[Component data from apps and pages]
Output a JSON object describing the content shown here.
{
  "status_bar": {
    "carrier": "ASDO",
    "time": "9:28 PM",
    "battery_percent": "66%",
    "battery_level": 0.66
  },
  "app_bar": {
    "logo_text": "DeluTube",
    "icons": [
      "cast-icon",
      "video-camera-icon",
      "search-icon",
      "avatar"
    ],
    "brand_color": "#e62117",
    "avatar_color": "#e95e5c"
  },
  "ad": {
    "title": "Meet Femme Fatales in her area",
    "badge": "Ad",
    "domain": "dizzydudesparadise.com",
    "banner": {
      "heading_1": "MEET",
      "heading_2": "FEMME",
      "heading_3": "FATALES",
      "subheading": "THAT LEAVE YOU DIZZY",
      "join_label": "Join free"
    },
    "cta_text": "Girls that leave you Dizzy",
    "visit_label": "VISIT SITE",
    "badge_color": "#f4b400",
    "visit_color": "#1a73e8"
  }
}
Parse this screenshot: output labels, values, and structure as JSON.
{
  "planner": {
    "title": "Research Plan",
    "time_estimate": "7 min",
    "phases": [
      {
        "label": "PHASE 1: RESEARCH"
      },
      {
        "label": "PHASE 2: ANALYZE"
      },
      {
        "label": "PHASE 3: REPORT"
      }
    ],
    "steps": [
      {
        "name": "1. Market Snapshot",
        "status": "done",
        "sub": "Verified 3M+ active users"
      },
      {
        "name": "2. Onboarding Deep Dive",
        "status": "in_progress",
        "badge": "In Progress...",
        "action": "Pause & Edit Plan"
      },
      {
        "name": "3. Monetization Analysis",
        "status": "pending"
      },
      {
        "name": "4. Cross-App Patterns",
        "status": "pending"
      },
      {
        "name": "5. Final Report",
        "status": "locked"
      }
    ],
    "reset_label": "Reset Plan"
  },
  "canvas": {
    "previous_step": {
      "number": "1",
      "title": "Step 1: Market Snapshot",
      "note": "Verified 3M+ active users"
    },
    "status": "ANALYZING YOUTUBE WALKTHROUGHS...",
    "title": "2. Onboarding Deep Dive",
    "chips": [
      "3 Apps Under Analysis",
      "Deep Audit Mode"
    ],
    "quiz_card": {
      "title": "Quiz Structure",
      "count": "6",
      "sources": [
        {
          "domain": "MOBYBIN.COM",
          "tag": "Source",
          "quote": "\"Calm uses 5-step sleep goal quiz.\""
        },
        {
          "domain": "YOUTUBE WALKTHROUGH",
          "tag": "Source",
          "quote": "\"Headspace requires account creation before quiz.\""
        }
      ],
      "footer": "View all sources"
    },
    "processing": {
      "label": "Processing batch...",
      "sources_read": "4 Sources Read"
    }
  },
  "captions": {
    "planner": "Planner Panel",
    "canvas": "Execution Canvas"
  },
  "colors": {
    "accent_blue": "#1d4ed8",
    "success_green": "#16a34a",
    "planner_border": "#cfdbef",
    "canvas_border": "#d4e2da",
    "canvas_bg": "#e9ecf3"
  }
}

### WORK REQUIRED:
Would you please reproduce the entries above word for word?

### ANSWER SPACE:
Output a JSON object describing the content shown here.
{
  "status_bar": {
    "carrier": "ASDO",
    "time": "9:28 PM",
    "battery_percent": "66%",
    "battery_level": 0.66
  },
  "app_bar": {
    "logo_text": "DeluTube",
    "icons": [
      "cast-icon",
      "video-camera-icon",
      "search-icon",
      "avatar"
    ],
    "brand_color": "#e62117",
    "avatar_color": "#e95e5c"
  },
  "ad": {
    "title": "Meet Femme Fatales in her area",
    "badge": "Ad",
    "domain": "dizzydudesparadise.com",
    "banner": {
      "heading_1": "MEET",
      "heading_2": "FEMME",
      "heading_3": "FATALES",
      "subheading": "THAT LEAVE YOU DIZZY",
      "join_label": "Join free"
    },
    "cta_text": "Girls that leave you Dizzy",
    "visit_label": "VISIT SITE",
    "badge_color": "#f4b400",
    "visit_color": "#1a73e8"
  }
}
Parse this screenshot: output labels, values, and structure as JSON.
{
  "planner": {
    "title": "Research Plan",
    "time_estimate": "7 min",
    "phases": [
      {
        "label": "PHASE 1: RESEARCH"
      },
      {
        "label": "PHASE 2: ANALYZE"
      },
      {
        "label": "PHASE 3: REPORT"
      }
    ],
    "steps": [
      {
        "name": "1. Market Snapshot",
        "status": "done",
        "sub": "Verified 3M+ active users"
      },
      {
        "name": "2. Onboarding Deep Dive",
        "status": "in_progress",
        "badge": "In Progress...",
        "action": "Pause & Edit Plan"
      },
      {
        "name": "3. Monetization Analysis",
        "status": "pending"
      },
      {
        "name": "4. Cross-App Patterns",
        "status": "pending"
      },
      {
        "name": "5. Final Report",
        "status": "locked"
      }
    ],
    "reset_label": "Reset Plan"
  },
  "canvas": {
    "previous_step": {
      "number": "1",
      "title": "Step 1: Market Snapshot",
      "note": "Verified 3M+ active users"
    },
    "status": "ANALYZING YOUTUBE WALKTHROUGHS...",
    "title": "2. Onboarding Deep Dive",
    "chips": [
      "3 Apps Under Analysis",
      "Deep Audit Mode"
    ],
    "quiz_card": {
      "title": "Quiz Structure",
      "count": "6",
      "sources": [
        {
          "domain": "MOBYBIN.COM",
          "tag": "Source",
          "quote": "\"Calm uses 5-step sleep goal quiz.\""
        },
        {
          "domain": "YOUTUBE WALKTHROUGH",
          "tag": "Source",
          "quote": "\"Headspace requires account creation before quiz.\""
        }
      ],
      "footer": "View all sources"
    },
    "processing": {
      "label": "Processing batch...",
      "sources_read": "4 Sources Read"
    }
  },
  "captions": {
    "planner": "Planner Panel",
    "canvas": "Execution Canvas"
  },
  "colors": {
    "accent_blue": "#1d4ed8",
    "success_green": "#16a34a",
    "planner_border": "#cfdbef",
    "canvas_border": "#d4e2da",
    "canvas_bg": "#e9ecf3"
  }
}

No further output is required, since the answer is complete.